START Given records
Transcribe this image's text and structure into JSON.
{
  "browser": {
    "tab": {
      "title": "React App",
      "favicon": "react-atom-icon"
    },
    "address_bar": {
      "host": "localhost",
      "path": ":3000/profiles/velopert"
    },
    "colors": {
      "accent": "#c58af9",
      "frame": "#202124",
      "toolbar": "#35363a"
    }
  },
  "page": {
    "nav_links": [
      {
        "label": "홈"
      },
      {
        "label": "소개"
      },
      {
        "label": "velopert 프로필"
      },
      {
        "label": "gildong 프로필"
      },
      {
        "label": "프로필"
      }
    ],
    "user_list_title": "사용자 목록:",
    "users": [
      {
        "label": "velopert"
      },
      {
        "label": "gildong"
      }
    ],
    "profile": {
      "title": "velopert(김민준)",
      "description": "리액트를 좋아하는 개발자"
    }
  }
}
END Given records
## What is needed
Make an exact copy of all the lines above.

## Response
Transcribe this image's text and structure into JSON.
{
  "browser": {
    "tab": {
      "title": "React App",
      "favicon": "react-atom-icon"
    },
    "address_bar": {
      "host": "localhost",
      "path": ":3000/profiles/velopert"
    },
    "colors": {
      "accent": "#c58af9",
      "frame": "#202124",
      "toolbar": "#35363a"
    }
  },
  "page": {
    "nav_links": [
      {
        "label": "홈"
      },
      {
        "label": "소개"
      },
      {
        "label": "velopert 프로필"
      },
      {
        "label": "gildong 프로필"
      },
      {
        "label": "프로필"
      }
    ],
    "user_list_title": "사용자 목록:",
    "users": [
      {
        "label": "velopert"
      },
      {
        "label": "gildong"
      }
    ],
    "profile": {
      "title": "velopert(김민준)",
      "description": "리액트를 좋아하는 개발자"
    }
  }
}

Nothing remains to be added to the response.